## WORK ORDER
Wherever a line of the records contains "true", copy that line.

==== RECORD EXTRACTS

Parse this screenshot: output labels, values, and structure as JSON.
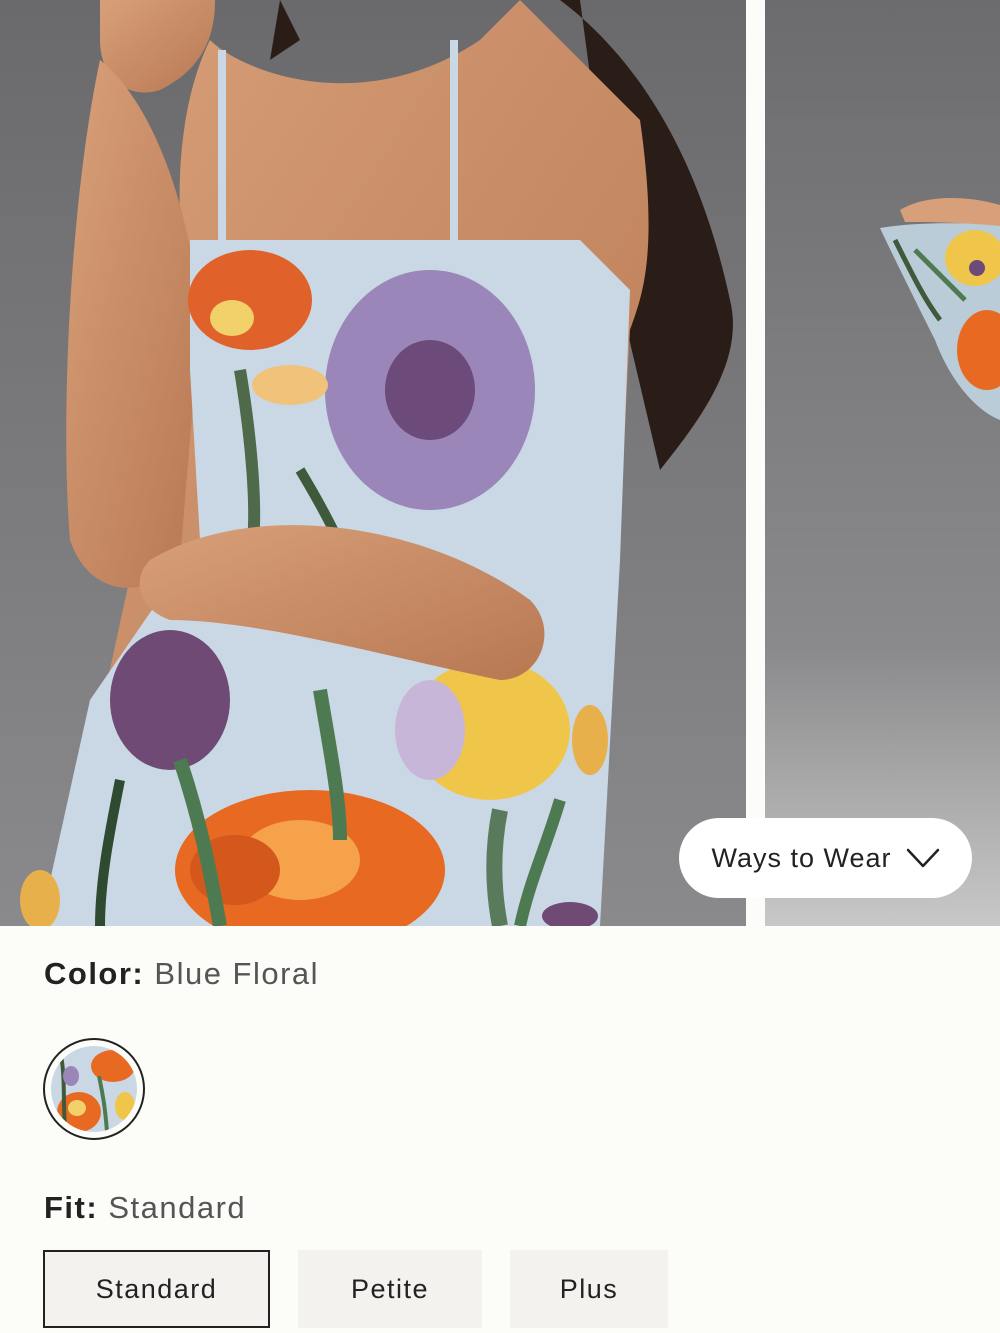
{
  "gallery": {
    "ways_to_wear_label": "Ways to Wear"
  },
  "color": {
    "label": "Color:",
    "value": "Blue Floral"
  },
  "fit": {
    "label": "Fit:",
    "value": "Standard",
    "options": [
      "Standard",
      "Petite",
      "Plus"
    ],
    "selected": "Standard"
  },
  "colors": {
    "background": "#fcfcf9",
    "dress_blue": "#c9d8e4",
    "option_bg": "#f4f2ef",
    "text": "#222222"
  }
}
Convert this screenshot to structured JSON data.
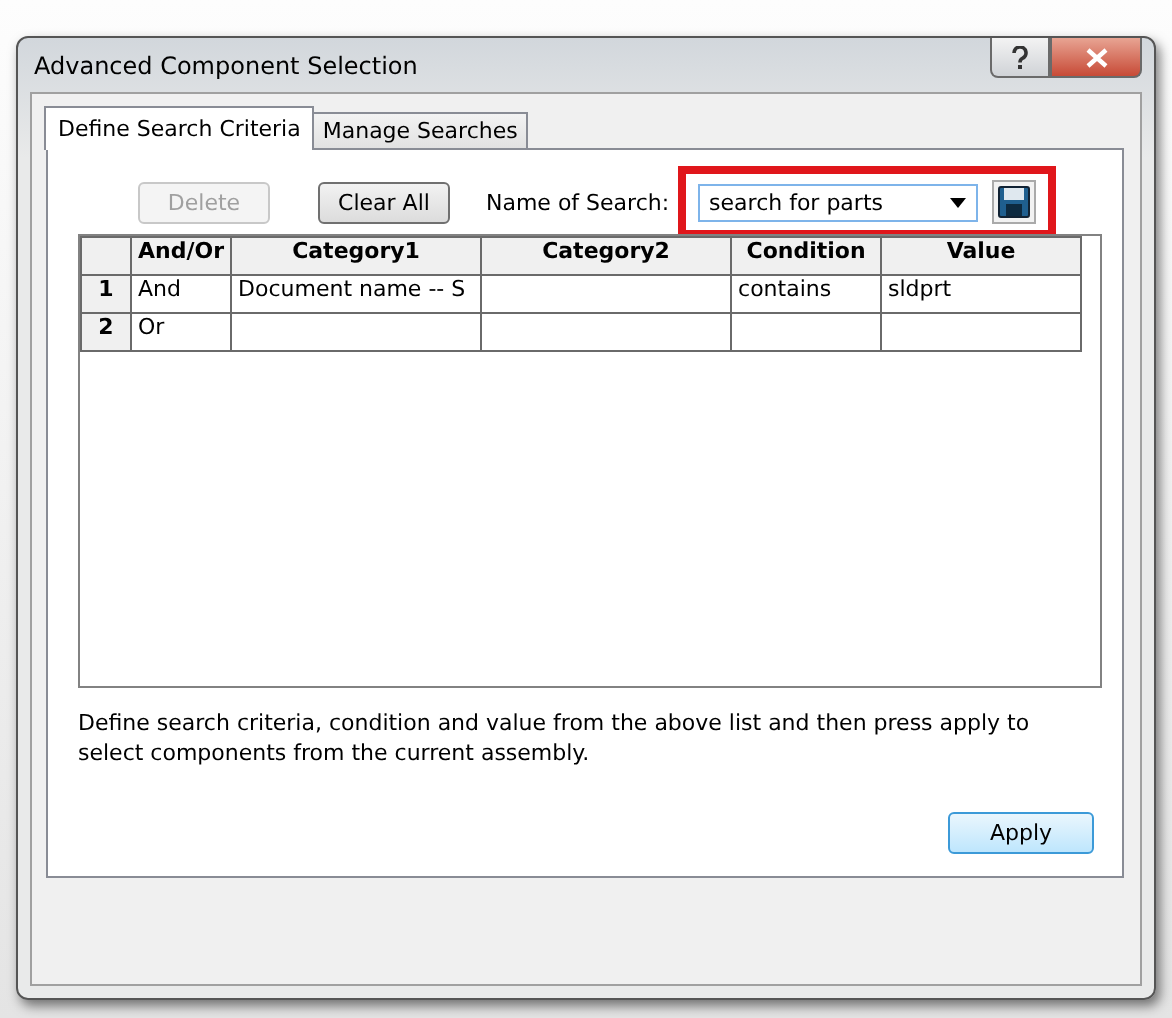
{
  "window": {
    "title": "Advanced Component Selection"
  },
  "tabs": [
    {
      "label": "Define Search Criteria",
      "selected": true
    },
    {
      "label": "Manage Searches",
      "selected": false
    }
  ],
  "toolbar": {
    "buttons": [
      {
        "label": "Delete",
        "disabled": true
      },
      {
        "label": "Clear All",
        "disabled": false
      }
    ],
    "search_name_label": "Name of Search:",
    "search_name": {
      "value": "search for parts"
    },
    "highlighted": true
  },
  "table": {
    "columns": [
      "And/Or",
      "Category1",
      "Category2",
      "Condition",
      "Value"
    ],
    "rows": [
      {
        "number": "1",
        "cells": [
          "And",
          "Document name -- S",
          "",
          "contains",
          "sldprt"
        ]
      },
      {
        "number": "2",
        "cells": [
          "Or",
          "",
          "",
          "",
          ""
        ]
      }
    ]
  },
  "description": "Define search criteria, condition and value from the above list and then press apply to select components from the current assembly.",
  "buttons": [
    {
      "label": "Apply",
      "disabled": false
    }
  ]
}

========
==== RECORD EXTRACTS

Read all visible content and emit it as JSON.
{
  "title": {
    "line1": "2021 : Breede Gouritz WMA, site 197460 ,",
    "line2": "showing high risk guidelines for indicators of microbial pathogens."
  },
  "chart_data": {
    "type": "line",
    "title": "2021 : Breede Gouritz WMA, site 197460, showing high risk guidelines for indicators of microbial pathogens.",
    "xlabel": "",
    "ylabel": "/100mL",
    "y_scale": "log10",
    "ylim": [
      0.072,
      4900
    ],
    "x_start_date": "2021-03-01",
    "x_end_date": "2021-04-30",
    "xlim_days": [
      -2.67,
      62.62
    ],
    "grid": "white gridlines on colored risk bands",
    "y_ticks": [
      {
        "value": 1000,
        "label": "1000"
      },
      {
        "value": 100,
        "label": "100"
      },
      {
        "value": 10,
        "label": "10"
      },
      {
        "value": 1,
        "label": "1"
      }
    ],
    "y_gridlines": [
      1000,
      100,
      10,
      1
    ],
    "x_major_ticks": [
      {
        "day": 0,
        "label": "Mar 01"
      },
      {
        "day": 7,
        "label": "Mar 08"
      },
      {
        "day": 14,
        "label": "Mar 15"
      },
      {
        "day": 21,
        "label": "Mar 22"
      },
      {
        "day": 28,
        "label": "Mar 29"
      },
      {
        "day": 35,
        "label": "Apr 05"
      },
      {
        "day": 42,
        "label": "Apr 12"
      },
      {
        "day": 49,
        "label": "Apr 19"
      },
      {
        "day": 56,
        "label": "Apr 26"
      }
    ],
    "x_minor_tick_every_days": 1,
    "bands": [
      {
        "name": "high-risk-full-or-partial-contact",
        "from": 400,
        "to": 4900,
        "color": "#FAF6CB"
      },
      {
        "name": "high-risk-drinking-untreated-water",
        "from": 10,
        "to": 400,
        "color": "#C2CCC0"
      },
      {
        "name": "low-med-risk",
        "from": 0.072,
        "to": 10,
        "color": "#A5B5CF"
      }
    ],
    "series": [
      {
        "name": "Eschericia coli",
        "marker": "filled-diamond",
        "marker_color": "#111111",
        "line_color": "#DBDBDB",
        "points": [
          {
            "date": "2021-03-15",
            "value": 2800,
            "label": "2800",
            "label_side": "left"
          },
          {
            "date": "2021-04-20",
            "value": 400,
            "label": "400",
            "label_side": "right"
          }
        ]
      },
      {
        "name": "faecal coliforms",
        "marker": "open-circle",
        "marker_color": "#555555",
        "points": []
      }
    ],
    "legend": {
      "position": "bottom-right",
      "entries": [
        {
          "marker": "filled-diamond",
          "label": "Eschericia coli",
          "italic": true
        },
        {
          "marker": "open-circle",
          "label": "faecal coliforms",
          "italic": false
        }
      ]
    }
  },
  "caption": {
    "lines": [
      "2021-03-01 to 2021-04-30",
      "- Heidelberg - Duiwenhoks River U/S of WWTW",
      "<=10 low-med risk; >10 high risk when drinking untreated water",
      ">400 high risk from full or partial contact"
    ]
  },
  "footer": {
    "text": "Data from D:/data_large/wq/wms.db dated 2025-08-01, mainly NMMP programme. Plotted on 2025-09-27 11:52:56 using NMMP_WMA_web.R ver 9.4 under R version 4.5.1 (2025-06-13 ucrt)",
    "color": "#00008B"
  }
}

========

## RESPONSE
      "selected": true
        "disabled": true
    "highlighted": true
          "italic": true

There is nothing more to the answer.